A Chinook is a Chinook - Not

Those of us that live up-River of Riggins are sure hoping that IDFG will limit the lower Salmon River Chinook harvest, so as to allow a decent adult return to the upper River, especially the Pahsimeroi, and Sawtooth hatcheries. After all, is this not the "seed" that feeds the entire River....????  Darren


The Chinook salmon running back to Idaho don't leave the ocean to begin their return journey to spawning streams or hatcheries at the same time.  The earliest Chinook to cross Bonneville Dam are headed to the Clearwater River, Snake River, and Little Salmon River systems.  We know the timing because a small percentage of fish have PIT tags that are read in the fish ladder as they swim over the dam.  This allows us to estimate the population of returning salmon several weeks before the fish reach Idaho.  This is why we set the Chinook salmon season and bag limits for lower river fisheries in March.  A few weeks later, we see PIT tagged fish headed for the South Fork Salmon River pass Bonneville Dam.  Once we have a good idea of the population size, based on the PIT tag information, we set the season and bag limit at the May Commission meeting for the South Fork Salmon River.  The last fish to pass Bonneville Dam contain PIT tags that tell us that they are headed for the upper Salmon River and the Sawtooth and Pahsimeroi Fish hatcheries.  That's why the Upper Salmon River season and bag limit is set last.  Typically, by the time Upper Salmon Basin salmon pass Lower Granite Dam and enter Idaho, the lower Salmon River and Clearwater River seasons are closed.
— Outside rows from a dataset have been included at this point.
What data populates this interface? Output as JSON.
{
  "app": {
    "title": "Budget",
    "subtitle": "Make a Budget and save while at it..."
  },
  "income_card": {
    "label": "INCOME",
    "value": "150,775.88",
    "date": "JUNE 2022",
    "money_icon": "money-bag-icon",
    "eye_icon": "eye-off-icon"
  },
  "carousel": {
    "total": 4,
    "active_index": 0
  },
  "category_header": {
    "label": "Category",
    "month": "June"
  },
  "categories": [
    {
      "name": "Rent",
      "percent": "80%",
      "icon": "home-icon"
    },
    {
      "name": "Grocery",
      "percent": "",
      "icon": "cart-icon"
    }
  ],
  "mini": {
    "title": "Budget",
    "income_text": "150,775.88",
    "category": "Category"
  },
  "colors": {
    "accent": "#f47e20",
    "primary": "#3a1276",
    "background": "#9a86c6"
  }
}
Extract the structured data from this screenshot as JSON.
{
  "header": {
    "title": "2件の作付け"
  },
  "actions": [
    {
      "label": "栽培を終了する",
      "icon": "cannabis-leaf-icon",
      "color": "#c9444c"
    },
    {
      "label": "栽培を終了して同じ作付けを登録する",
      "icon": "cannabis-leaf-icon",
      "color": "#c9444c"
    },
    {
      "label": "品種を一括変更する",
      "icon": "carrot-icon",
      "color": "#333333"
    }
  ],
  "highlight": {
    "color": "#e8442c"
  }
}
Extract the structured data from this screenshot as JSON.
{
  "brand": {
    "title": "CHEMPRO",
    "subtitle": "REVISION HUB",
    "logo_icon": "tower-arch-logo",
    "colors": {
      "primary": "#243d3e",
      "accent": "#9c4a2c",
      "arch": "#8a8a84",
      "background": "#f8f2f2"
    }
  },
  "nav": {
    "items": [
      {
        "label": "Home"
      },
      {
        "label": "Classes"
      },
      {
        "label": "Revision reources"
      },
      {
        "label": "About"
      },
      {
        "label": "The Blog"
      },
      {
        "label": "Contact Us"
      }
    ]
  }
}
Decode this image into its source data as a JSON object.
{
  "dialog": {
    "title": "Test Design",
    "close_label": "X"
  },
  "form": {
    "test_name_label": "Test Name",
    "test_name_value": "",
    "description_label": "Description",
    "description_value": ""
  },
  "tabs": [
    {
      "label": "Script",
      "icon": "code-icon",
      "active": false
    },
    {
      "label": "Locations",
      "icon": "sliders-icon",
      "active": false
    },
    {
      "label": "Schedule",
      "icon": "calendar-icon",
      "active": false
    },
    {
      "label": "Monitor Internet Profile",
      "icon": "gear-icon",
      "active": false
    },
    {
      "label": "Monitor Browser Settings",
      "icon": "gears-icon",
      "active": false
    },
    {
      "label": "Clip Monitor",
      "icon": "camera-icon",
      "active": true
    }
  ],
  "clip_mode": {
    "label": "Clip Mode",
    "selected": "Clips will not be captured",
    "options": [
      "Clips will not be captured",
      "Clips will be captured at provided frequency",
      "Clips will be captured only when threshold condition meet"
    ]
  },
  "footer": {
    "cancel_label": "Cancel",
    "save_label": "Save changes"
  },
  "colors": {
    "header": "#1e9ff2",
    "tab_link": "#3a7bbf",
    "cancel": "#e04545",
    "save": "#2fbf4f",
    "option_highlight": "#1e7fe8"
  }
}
The three different salmon groups all spawn around the same time (early August thru early September).  Because Chinook salmon can no longer utilize food once they leave the ocean, biologists believe this segregated timing of the fish leaving the ocean is a stratagy to optimize survival to spawning time.  So, the fish that swim the farthest are the last to leave the ocean (they build their strenth in the ocean for as long as they can before starting their "death-swim" to the Stanley Basin).  Chinook in the lower Salmon and Clearwater have an easier journey and expend less energy on the trip.  Consequently, they leave the ocean earlier and can live long in fresh water living on their fat reserves.

Most Chinook salmon return to the stream or hatchery where they "smolted" or began the journey from Idaho to the ocean. So, not all Chinook salmon that enter the Salmon River are headed to the Stanley Basin.  -  dparrish



Rapid River Hatchery Report - May 15th

The trap at Rapid River Hatchery (tributary to Little Salmon River) has trapped only 1 adult fish.  There have been rumors of Chinook being caught in the Little Salmon River but our creel clerks have been unable to verify any fish being caught in the Little Salmon River.

Best bet is to fish the lower Salmon River (Slate Creek area) and near the mouth of the Little Salmon River.

Lake Pend Oreille kokanee bag limit

Due to the large number of kokanee we are seeing in Lake Pend Oreille in 2014, we changed the bag limit from 6 to 15 as of today, May 15th.  Kokanee are a great tasting fish.  Check with your local sportshops on how to fish for kokanee.  During the summer months, anglers in boats are more successful than bank anglers.  Fishing flash gear with a piece of bait at a depth of 20 - 30' is the general way.  You can also jig using a colored jig with worm or maggot.